Regilaul (pl. regilaulud) - the Estonian academic term for Baltic-Finnic Kalevala-metre folksongs. (see translator's note on p. 105 in Sarv 1997).
2. In case of characteristics of parallelism we must bear in mind whether the researcher observes complete verses or merely parallel words and word combinations in parallel paradigms, and understand the popular notions synonymy and analogy accordingly.
3. But also Esimese päeva erutused./ Teise päeva tujukus./ Kolmanda päeva kõhklused...[The flurry of the first day/ the moodiness of the second day/ the hesitations of the third day] - ibid. p. 202 or Saadan sulle/ 10 kasteheina,/ 20 karikakart,/ 30 kannikest,/ 40 näälikest... [I'll send you / 10 bent grasses/ 20 daisies/ 30 violets / 40 carnations...] - ibid. p. 288, both of them have close parallels in regi-song.

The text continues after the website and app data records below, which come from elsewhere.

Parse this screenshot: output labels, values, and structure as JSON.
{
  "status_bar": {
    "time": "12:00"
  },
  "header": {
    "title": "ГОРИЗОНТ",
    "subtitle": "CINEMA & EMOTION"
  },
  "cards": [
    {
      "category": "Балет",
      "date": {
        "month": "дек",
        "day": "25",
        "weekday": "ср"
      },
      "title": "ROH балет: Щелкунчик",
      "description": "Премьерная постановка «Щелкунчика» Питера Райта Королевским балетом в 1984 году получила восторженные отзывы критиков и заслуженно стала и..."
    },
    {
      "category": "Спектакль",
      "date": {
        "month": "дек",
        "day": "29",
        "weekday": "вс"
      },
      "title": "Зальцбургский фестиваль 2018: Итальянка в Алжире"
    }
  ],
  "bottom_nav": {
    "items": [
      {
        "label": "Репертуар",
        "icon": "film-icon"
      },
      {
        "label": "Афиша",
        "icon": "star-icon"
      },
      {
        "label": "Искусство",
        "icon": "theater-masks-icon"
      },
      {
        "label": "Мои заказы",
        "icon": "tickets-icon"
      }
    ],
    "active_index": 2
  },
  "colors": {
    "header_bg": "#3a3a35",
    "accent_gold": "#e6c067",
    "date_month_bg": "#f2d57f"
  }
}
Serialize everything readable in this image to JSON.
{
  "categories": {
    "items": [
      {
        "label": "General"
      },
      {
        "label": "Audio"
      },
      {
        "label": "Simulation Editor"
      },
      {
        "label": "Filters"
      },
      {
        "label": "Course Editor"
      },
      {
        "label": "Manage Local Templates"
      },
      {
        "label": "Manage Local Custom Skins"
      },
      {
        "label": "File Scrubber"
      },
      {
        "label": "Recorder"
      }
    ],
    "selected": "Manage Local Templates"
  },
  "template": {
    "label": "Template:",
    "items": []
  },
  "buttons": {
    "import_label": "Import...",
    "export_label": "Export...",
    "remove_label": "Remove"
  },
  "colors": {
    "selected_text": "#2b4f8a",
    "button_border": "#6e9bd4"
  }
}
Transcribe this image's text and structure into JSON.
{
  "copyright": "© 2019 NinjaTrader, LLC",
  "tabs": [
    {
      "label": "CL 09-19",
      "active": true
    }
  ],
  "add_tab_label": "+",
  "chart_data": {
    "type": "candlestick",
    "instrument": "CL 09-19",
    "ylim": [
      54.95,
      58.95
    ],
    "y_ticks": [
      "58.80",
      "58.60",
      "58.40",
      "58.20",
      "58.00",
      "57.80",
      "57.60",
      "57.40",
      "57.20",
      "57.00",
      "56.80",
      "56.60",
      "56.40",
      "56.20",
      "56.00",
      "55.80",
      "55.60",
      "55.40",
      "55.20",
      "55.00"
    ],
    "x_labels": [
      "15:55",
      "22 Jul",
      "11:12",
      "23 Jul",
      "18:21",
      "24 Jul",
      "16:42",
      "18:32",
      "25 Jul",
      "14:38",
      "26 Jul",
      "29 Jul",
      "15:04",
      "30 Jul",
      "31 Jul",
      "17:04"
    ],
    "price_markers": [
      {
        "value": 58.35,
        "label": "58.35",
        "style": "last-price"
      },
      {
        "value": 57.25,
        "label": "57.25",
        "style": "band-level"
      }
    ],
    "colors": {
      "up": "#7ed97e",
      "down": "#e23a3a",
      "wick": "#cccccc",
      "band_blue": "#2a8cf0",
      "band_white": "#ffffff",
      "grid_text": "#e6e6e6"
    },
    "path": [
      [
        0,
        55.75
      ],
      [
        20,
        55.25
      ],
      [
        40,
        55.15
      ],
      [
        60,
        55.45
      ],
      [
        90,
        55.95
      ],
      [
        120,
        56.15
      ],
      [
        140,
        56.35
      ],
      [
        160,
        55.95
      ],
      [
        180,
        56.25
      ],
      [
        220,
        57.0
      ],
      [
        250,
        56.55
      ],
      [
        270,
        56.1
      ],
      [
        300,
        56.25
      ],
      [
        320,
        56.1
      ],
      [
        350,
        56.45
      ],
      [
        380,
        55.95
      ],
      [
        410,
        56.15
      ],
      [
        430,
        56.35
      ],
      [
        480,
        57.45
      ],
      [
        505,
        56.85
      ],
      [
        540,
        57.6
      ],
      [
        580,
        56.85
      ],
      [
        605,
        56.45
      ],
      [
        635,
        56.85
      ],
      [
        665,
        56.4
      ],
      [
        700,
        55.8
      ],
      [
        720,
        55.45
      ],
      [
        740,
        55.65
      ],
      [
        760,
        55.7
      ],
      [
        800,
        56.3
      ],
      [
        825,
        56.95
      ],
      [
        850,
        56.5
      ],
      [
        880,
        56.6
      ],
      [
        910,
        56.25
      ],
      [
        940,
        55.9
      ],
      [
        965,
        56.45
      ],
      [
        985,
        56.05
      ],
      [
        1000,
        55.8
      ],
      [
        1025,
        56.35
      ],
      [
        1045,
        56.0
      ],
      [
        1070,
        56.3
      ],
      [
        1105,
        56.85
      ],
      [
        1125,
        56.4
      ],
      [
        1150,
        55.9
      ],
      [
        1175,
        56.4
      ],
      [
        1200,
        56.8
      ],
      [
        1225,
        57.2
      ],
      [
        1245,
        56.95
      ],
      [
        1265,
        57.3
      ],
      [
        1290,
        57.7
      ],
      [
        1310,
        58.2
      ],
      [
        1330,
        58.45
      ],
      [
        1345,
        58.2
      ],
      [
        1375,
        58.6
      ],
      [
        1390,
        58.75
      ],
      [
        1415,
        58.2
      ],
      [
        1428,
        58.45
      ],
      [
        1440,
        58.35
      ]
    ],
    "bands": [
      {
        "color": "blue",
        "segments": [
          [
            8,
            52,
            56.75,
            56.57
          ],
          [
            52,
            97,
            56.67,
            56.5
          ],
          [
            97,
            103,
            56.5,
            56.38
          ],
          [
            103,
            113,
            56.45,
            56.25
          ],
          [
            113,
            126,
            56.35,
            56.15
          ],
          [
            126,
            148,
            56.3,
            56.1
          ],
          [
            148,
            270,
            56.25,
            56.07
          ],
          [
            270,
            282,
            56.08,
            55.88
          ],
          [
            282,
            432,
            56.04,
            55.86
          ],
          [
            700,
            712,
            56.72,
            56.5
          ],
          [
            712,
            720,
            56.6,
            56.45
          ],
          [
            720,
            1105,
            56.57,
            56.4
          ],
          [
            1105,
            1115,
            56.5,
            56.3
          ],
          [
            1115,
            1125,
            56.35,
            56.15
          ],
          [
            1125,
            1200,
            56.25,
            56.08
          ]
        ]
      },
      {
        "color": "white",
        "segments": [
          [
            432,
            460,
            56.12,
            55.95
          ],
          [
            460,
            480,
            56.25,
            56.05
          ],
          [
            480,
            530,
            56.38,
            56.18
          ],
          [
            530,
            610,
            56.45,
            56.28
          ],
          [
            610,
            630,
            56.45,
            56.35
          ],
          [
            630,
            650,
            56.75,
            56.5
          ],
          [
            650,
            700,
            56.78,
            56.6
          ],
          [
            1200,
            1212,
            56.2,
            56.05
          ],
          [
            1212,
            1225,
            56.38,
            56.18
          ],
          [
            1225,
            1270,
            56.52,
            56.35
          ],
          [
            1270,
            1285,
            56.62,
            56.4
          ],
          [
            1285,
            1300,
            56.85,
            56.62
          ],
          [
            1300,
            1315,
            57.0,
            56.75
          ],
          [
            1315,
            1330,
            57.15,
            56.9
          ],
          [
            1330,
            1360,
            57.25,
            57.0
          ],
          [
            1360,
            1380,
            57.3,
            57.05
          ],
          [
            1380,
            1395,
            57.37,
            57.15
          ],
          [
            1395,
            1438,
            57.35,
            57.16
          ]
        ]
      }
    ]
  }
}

4. I have considered alliterative those words that belong to the same verse, start with the same consonant or any vowel (letter h, however, has not been considered in either cases).
5. In the current paper I have not taken into account in-verse parallelism.